* _Goal of the exercise_: Reproduce all of the records exactly.
━━━ Supplied records
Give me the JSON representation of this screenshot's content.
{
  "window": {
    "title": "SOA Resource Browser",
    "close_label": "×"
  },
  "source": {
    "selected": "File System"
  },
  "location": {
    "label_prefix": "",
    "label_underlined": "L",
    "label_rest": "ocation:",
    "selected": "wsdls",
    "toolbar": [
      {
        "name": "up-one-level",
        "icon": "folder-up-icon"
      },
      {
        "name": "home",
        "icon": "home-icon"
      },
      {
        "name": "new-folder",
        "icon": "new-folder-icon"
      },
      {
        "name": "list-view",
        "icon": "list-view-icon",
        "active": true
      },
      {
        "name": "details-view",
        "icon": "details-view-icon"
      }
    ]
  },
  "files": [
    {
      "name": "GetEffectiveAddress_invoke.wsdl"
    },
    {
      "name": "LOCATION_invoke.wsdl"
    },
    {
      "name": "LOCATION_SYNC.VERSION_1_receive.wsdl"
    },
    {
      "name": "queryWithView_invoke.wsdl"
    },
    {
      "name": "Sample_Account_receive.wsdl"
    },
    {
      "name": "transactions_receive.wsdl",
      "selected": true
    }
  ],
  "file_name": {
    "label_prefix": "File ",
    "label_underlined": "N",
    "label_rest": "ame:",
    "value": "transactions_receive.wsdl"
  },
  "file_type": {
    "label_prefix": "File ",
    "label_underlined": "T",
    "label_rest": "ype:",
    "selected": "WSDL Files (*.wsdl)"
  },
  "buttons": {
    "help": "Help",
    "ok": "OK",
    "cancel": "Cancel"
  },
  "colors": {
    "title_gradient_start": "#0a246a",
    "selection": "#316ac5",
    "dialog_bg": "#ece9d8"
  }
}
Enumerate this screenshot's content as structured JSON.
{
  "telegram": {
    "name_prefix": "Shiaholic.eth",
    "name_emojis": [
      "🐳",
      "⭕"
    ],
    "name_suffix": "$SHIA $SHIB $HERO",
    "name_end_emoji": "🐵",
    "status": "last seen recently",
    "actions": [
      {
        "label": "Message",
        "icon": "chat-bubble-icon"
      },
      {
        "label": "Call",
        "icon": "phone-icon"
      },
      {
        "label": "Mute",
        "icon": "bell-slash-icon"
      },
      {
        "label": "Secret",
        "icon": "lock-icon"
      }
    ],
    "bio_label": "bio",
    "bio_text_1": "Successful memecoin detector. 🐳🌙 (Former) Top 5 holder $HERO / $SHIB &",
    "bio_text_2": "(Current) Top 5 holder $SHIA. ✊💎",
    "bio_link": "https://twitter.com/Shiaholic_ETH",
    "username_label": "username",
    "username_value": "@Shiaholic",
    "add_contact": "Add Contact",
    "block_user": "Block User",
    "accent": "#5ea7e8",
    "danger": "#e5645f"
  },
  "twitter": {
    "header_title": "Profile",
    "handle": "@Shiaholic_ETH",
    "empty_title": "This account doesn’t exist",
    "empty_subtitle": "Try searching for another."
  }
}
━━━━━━
* _Response area_:
Give me the JSON representation of this screenshot's content.
{
  "window": {
    "title": "SOA Resource Browser",
    "close_label": "×"
  },
  "source": {
    "selected": "File System"
  },
  "location": {
    "label_prefix": "",
    "label_underlined": "L",
    "label_rest": "ocation:",
    "selected": "wsdls",
    "toolbar": [
      {
        "name": "up-one-level",
        "icon": "folder-up-icon"
      },
      {
        "name": "home",
        "icon": "home-icon"
      },
      {
        "name": "new-folder",
        "icon": "new-folder-icon"
      },
      {
        "name": "list-view",
        "icon": "list-view-icon",
        "active": true
      },
      {
        "name": "details-view",
        "icon": "details-view-icon"
      }
    ]
  },
  "files": [
    {
      "name": "GetEffectiveAddress_invoke.wsdl"
    },
    {
      "name": "LOCATION_invoke.wsdl"
    },
    {
      "name": "LOCATION_SYNC.VERSION_1_receive.wsdl"
    },
    {
      "name": "queryWithView_invoke.wsdl"
    },
    {
      "name": "Sample_Account_receive.wsdl"
    },
    {
      "name": "transactions_receive.wsdl",
      "selected": true
    }
  ],
  "file_name": {
    "label_prefix": "File ",
    "label_underlined": "N",
    "label_rest": "ame:",
    "value": "transactions_receive.wsdl"
  },
  "file_type": {
    "label_prefix": "File ",
    "label_underlined": "T",
    "label_rest": "ype:",
    "selected": "WSDL Files (*.wsdl)"
  },
  "buttons": {
    "help": "Help",
    "ok": "OK",
    "cancel": "Cancel"
  },
  "colors": {
    "title_gradient_start": "#0a246a",
    "selection": "#316ac5",
    "dialog_bg": "#ece9d8"
  }
}
Enumerate this screenshot's content as structured JSON.
{
  "telegram": {
    "name_prefix": "Shiaholic.eth",
    "name_emojis": [
      "🐳",
      "⭕"
    ],
    "name_suffix": "$SHIA $SHIB $HERO",
    "name_end_emoji": "🐵",
    "status": "last seen recently",
    "actions": [
      {
        "label": "Message",
        "icon": "chat-bubble-icon"
      },
      {
        "label": "Call",
        "icon": "phone-icon"
      },
      {
        "label": "Mute",
        "icon": "bell-slash-icon"
      },
      {
        "label": "Secret",
        "icon": "lock-icon"
      }
    ],
    "bio_label": "bio",
    "bio_text_1": "Successful memecoin detector. 🐳🌙 (Former) Top 5 holder $HERO / $SHIB &",
    "bio_text_2": "(Current) Top 5 holder $SHIA. ✊💎",
    "bio_link": "https://twitter.com/Shiaholic_ETH",
    "username_label": "username",
    "username_value": "@Shiaholic",
    "add_contact": "Add Contact",
    "block_user": "Block User",
    "accent": "#5ea7e8",
    "danger": "#e5645f"
  },
  "twitter": {
    "header_title": "Profile",
    "handle": "@Shiaholic_ETH",
    "empty_title": "This account doesn’t exist",
    "empty_subtitle": "Try searching for another."
  }
}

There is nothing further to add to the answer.